Researchers across multiple states in the United States are working to determine the cause of a deadly respiratory disease affecting dogs. The Oregon Department of Agriculture referred to the illness as an “atypical canine infectious respiratory disease” in a news release on November 9. Symptoms of the disease include coughing, sneezing, discharge from the eyes or nose, and lethargy. Since mid-August, veterinarians in Oregon have reported over 200 cases of the illness, with additional cases reported in Colorado, Illinois, and New Hampshire.
Dr. Ryan Scholz, the Oregon State Veterinarian, stated that the reported cases seem to have a viral cause, but traditional respiratory diagnostic tests have largely been negative. According to Dr. David B. Needle, a pathologist at the New Hampshire Veterinary Diagnostic Laboratory, the disease displays similar signs to upper respiratory diseases but does not test positive for common respiratory diseases. Additionally, the disease is resistant to standard treatments. Needle suggests that fatalities are not a significant part of the disease, but some animals may develop acute and potentially fatal pneumonia as a secondary infection.
Researchers, including Dr. Needle, are actively working to identify the disease and find common DNA segments by collecting samples from local veterinary clinics and comparing the results. If the pathogen is identified, it is likely a host-adapted bacteria that has a long history of colonizing dogs.

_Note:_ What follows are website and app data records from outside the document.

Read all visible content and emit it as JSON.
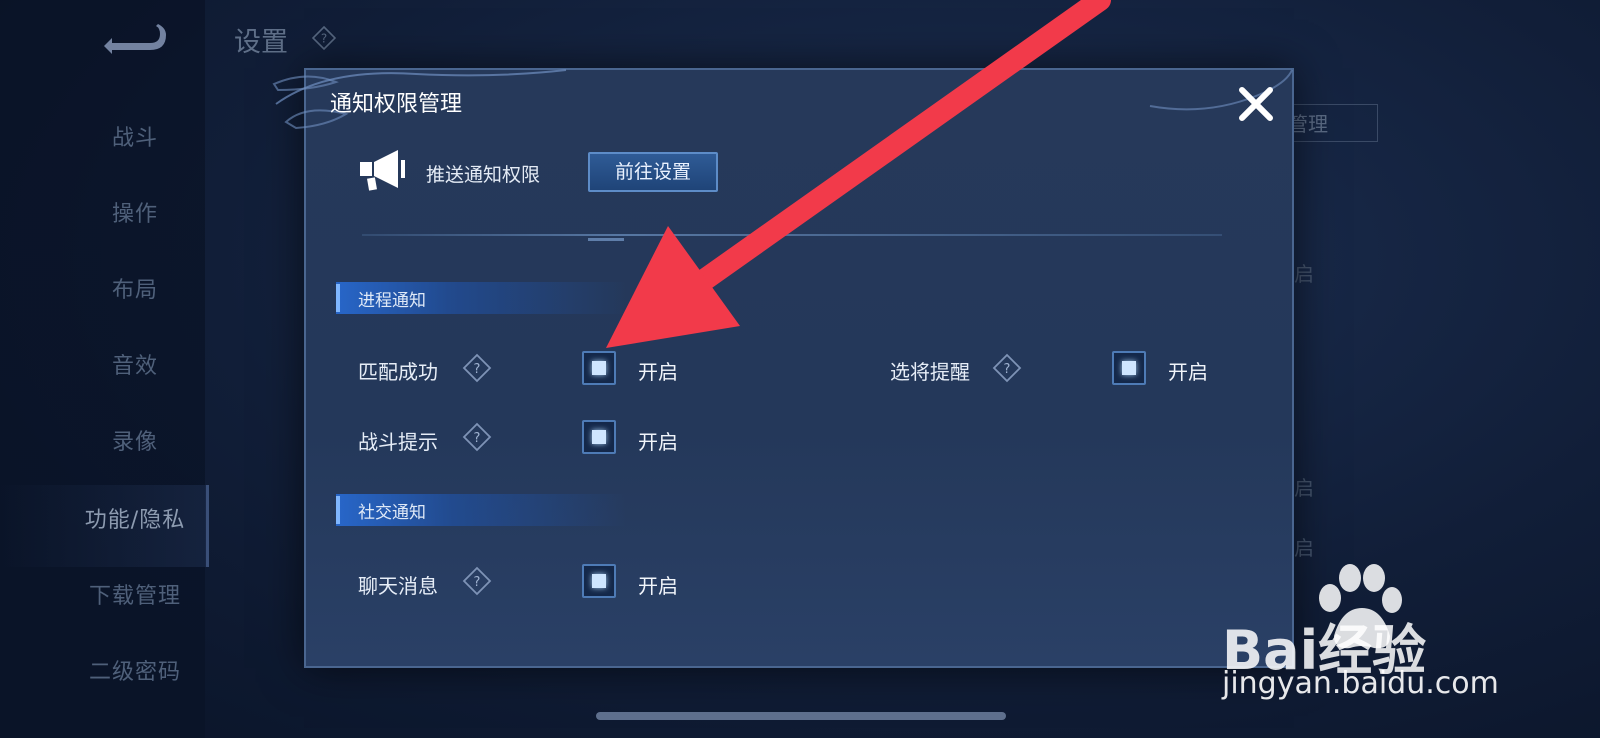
{
  "background": {
    "title": "设置",
    "nav": [
      "战斗",
      "操作",
      "布局",
      "音效",
      "录像",
      "功能/隐私",
      "下载管理",
      "二级密码"
    ],
    "active_nav": "功能/隐私",
    "right_button_partial": "权管理",
    "right_texts": [
      "启",
      "启",
      "启"
    ]
  },
  "modal": {
    "title": "通知权限管理",
    "push_label": "推送通知权限",
    "goto_button": "前往设置",
    "sections": [
      {
        "title": "进程通知",
        "options": [
          {
            "label": "匹配成功",
            "state": "开启",
            "checked": true
          },
          {
            "label": "选将提醒",
            "state": "开启",
            "checked": true
          },
          {
            "label": "战斗提示",
            "state": "开启",
            "checked": true
          }
        ]
      },
      {
        "title": "社交通知",
        "options": [
          {
            "label": "聊天消息",
            "state": "开启",
            "checked": true
          }
        ]
      }
    ]
  },
  "icons": {
    "back": "back-arrow-icon",
    "close": "close-icon",
    "help": "question-diamond-icon",
    "push": "megaphone-icon"
  },
  "watermark": {
    "logo": "Bai经验",
    "url": "jingyan.baidu.com"
  },
  "colors": {
    "accent": "#4e7bb6",
    "arrow": "#f23a4a",
    "modal_bg": "#26395a"
  }
}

An evolutionary event, such as a spontaneous mutation or acquisition of a gene from another source, may have caused the bacteria to become virulent.
The Washington Animal Disease Diagnostic Laboratory has also reported cases of a similar canine disease. Kevin Snekvik, the laboratory’s director and a professor at the Washington State University College of Veterinary Medicine, noted an increase in dogs with respiratory disease, including symptoms like coughing, lethargy, and fever. While the Washington lab has not reported any deaths related to the disease, labs in other states have reported a few fatalities.
Dog owners are advised to exercise caution rather than worry. The Oregon Veterinary Medical Association recommends keeping dogs up-to-date on vaccinations for canine influenza, Bordetella, and parainfluenza to help maintain their health. Tips for reducing the risk of infection include reducing contact with large numbers of unknown dogs, avoiding sick dogs, keeping sick dogs at home and seeking veterinary care, and avoiding communal water bowls shared by multiple dogs.